Good way to disable MOSFET-controlled buzzer

Hi, all,

Simple question, I think. Project is an Arduino-controlled smoker/grill controller that sounds an alarm (buzzer) for various reasons controlled by the sketch. I use a mosfet to control the buzzer and all that works fine.

Now, I want to give the user the opportunity to shut off the alarm if s/he wants. I thought to add a switch on the unit, connected as shown in the attached schema, to isolate the mosfet from the pin and let the pull-down 10k resistor pull the gate down to 0v.

I just wonder if there is anything wrong with leaving the Arduino pin hanging open like that? I know that unused pins are left hanging open by definition, but in this case, the sketch would/could be attempting to send pwm signals to this pin, which would now be open.

Thanks for your thoughts.

PS - “Why don’t you just test it?” you are asking. Well, I’d have to re-breadboard it with parts that are being installed in the actual project. So, my first test will be when I fire up the actual project.

Thanks for asking… :smiley:

No it should be okay.

It would be even better if you would swap around the resistor:
Arduino pin - switch - 10k resistor to ground - 220R resistor in series - MOSFET gate.
In your current situation, you have a voltage divider, so the voltage on the gate will be slightly lower than 5V. Not a lot, but still, it's best practice to swap them if you can.

Pieter

Pieter -

That never even occurred to me, and I see what you mean. Thank you for the tip and your quick response - that's what I'll do.
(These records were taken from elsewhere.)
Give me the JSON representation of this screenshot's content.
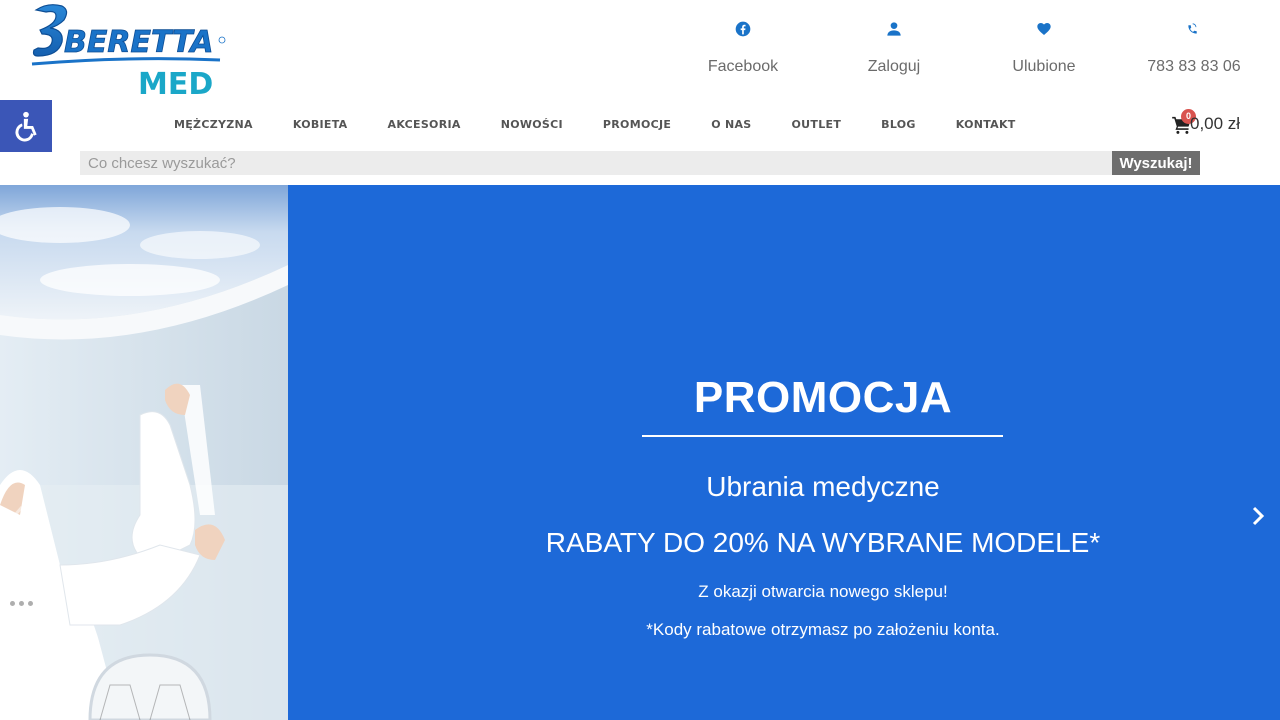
{
  "brand": {
    "logo_text_main": "BERETTA",
    "logo_text_sub": "MED",
    "colors": {
      "logo_blue": "#1a73c8",
      "logo_teal": "#1aa7c8"
    }
  },
  "top_links": [
    {
      "label": "Facebook",
      "icon": "facebook-icon"
    },
    {
      "label": "Zaloguj",
      "icon": "user-icon"
    },
    {
      "label": "Ulubione",
      "icon": "heart-icon"
    },
    {
      "label": "783 83 83 06",
      "icon": "phone-icon"
    }
  ],
  "nav": {
    "items": [
      "MĘŻCZYZNA",
      "KOBIETA",
      "AKCESORIA",
      "NOWOŚCI",
      "PROMOCJE",
      "O NAS",
      "OUTLET",
      "BLOG",
      "KONTAKT"
    ]
  },
  "cart": {
    "count": "0",
    "amount": "0,00 zł",
    "icon": "cart-icon"
  },
  "search": {
    "placeholder": "Co chcesz wyszukać?",
    "button_label": "Wyszukaj!"
  },
  "hero": {
    "title": "PROMOCJA",
    "subtitle": "Ubrania medyczne",
    "discount": "RABATY DO 20% NA WYBRANE MODELE*",
    "note1": "Z okazji otwarcia nowego sklepu!",
    "note2": "*Kody rabatowe otrzymasz po założeniu konta.",
    "background_color": "#1d69d8"
  },
  "accessibility": {
    "icon": "wheelchair-icon",
    "color": "#3b56b7"
  }
}
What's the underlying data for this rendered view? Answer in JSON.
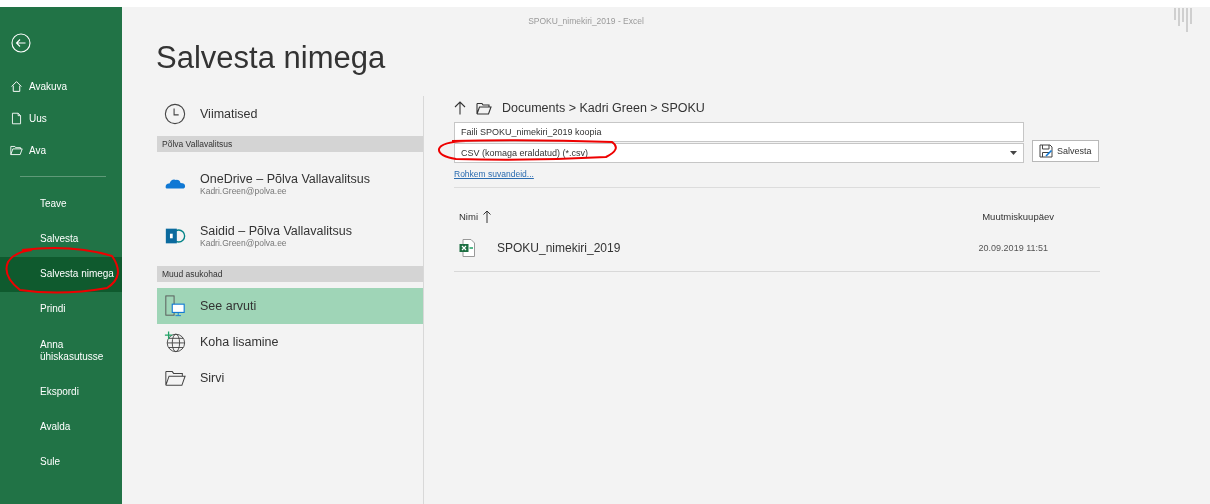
{
  "window": {
    "title": "SPOKU_nimekiri_2019  -  Excel"
  },
  "sidebar": {
    "items": [
      {
        "label": "Avakuva",
        "kind": "icon",
        "selected": false
      },
      {
        "label": "Uus",
        "kind": "icon",
        "selected": false
      },
      {
        "label": "Ava",
        "kind": "icon",
        "selected": false
      },
      {
        "label": "Teave",
        "kind": "text",
        "selected": false
      },
      {
        "label": "Salvesta",
        "kind": "text",
        "selected": false
      },
      {
        "label": "Salvesta nimega",
        "kind": "text",
        "selected": true
      },
      {
        "label": "Prindi",
        "kind": "text",
        "selected": false
      },
      {
        "label": "Anna ühiskasutusse",
        "kind": "text",
        "selected": false
      },
      {
        "label": "Ekspordi",
        "kind": "text",
        "selected": false
      },
      {
        "label": "Avalda",
        "kind": "text",
        "selected": false
      },
      {
        "label": "Sule",
        "kind": "text",
        "selected": false
      }
    ]
  },
  "page_title": "Salvesta nimega",
  "locations": [
    {
      "kind": "place",
      "label": "Viimatised",
      "selected": false
    },
    {
      "kind": "header",
      "label": "Põlva Vallavalitsus"
    },
    {
      "kind": "account",
      "label": "OneDrive – Põlva Vallavalitsus",
      "sub": "Kadri.Green@polva.ee",
      "selected": false
    },
    {
      "kind": "account",
      "label": "Saidid – Põlva Vallavalitsus",
      "sub": "Kadri.Green@polva.ee",
      "selected": false
    },
    {
      "kind": "header",
      "label": "Muud asukohad"
    },
    {
      "kind": "place",
      "label": "See arvuti",
      "selected": true
    },
    {
      "kind": "place",
      "label": "Koha lisamine",
      "selected": false
    },
    {
      "kind": "place",
      "label": "Sirvi",
      "selected": false
    }
  ],
  "breadcrumb": "Documents > Kadri Green > SPOKU",
  "file_name": "Faili SPOKU_nimekiri_2019 koopia",
  "file_type": "CSV (komaga eraldatud) (*.csv)",
  "save_button": "Salvesta",
  "more_options": "Rohkem suvandeid...",
  "files": {
    "columns": [
      "Nimi",
      "Muutmiskuupäev"
    ],
    "rows": [
      {
        "name": "SPOKU_nimekiri_2019",
        "modified": "20.09.2019 11:51"
      }
    ]
  }
}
Maybe it'll be good to also try having a 'momentary' push-button switch, that the arduino is able to monitor (on one of its analog pins)..... so when the user depresses this momentary switch, the arduino can then disable the output that drives the buzzer. In this way, the user doesn't have to keep manually flipping the switch back to some default position.

04d410c2fd6aedac21e5ad286fb551febd20e9a6.png

Southpark:
Maybe it’ll be good to also try having a ‘momentary’ push-button switch, that the arduino is able to monitor (on one of its analog pins)…

Why on an Analog pin? I would think it better to use a Digital input, with an internal Pull-up. After all, a Pushbutton is a digital action.

ReverseEMF:
Why on an Analog pin? I would think it better to use a Digital input, with an internal Pull-up. After all, a Pushbutton is a digital action.

I should have written any pin that can be used with a feature that is able to detect an event.... like a change in voltage, which (when detected) runs the code to turn off the buzzer. External interrupts etc.